Bright and Brief
HARTFORD, Conn. (AP) _ ″The reports of my death are greatly exaggerated,″ humorist Mark Twain once penned.
The American Association of Retired Persons apparently took him at his word, because the organization has sent him an invitation to join up.
Last month, the Mark Twain Memorial received a letter from the association, inviting Mr. S.L. Clemens - Twain’s real name - to join the 20 million other members in the Washington, D.C.-based group that represents retired people.
Elaine Cheeseman, education coordinator at the memorial, said the staff decided to fill out a membership application for the author, who died in 1910.
They included Clemens’ birth date, Nov. 30, 1835, and added a note: ″You may know me better by my pen name, Mark Twain.″
″I thought that would give it away,″ Ms. Cheeseman said.
Instead, an identification card arrived a couple weeks ago naming Clemens and his wife, Olivia, as members, along with a bill for the association’s annual $5 dues.
Steve Mehlman, manager of editorial services for the association, said there’s obviously a glitch in his computerized mailing system.
″We’ve sent applications to 3-year-old kids,″ he said.
As for Twain, Mehlman said: ″We’re delighted.

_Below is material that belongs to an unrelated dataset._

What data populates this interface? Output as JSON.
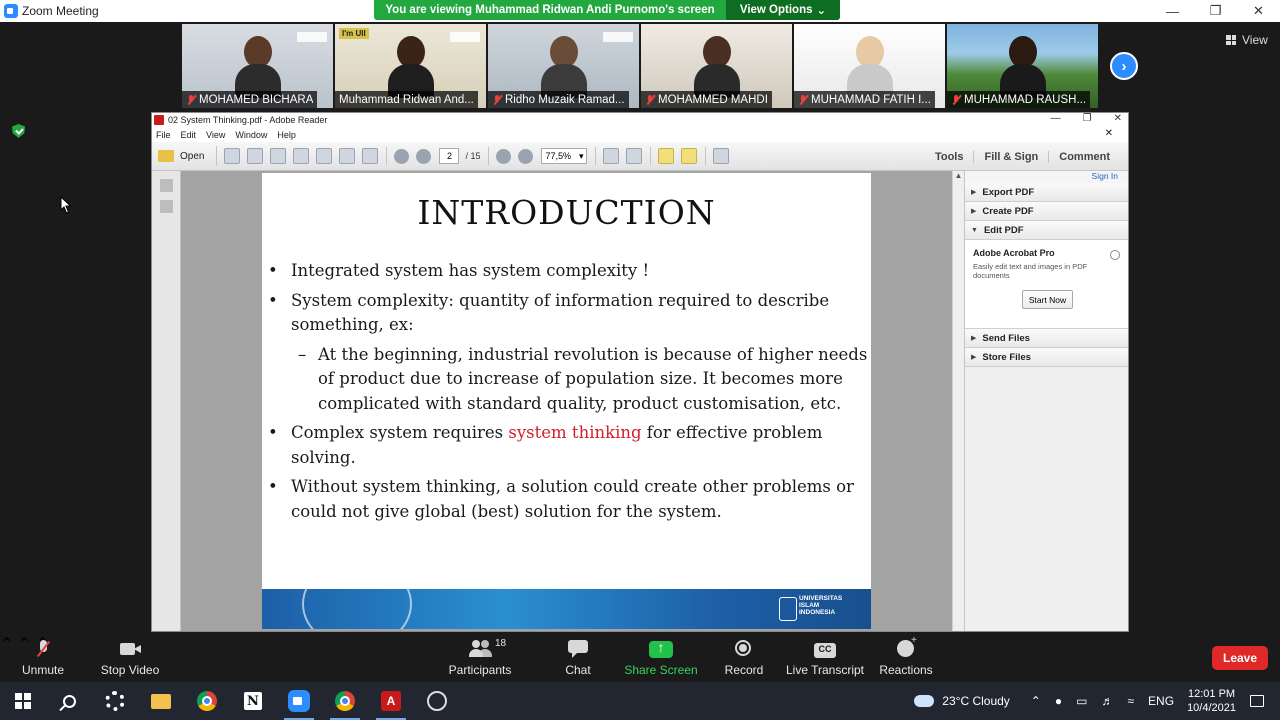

Maybe we can get him to do some free-lancing for our magazine.″
MIAMI (AP) - The steel freighter Rossmery, blasted into a watery grave by 300 pounds of dynamite, has become the latest jewel in the expanding string of artificial reefs crowning Dade County.
It also has helped stepped up a contest for artificial reef materials between Dade County and its neighbors, Palm Beach and Broward counties.
″It’s becoming quite competitive because we’re all looking for the same materials,″ said Ben Mostkoff, operator of Dade County’s artificial reef program. ″We all want ships that are ready to be sunk.″
Broward’s growing artificial reef program includes the Mercedes I frieghter, stranded last winter in the backyard of socialite Molly Wilmot. Palm Beach boasts a Rolls-Royce reef.
The Rossmery, sunk Monday, was the 13th ship sunk by Dade County since 1981, bringing to more than 70,000 cubic yards the amount of material sent to the ocean floor.
Ships, oil platforms, exhaust turbine stacks and fuel storage tanks are sunk to form man-made reefs that lure grouper, snapper, sailfish, dolphin and other aquatic life to the waters off South Florida. The fish, in turn, attract scuba divers and charter fishing boats.
MILWAUKEE (AP) - A 30-foot, 350-pound green-winged dragon can be seen climbing the historic North Point Water Tower this week, a feat King Kong surely would applaud.
Artist Terese Agnew donned a hard hat and thick construction gloves Tuesday to suspend her creation, which wraps around the ornate stone tower, 65 feet above the ground.
Ms. Agnew, 26, said the sculpture, which cost $3,500 from her own pocket, is meant to ″trick people into thinking.″
The dragon, begun last June, consists of a steel frame, 450 feet of chicken wire, 70 gallons of fiberglass, 3,000 styrene scales, wings of metal on bamboo frames and an exterior finish of silver blue and green bronzing powder suspended in a clear plastic varnish.
It will grace the 175-foot tower, a historical monument, until Oct. 29, lit at night with spotlights.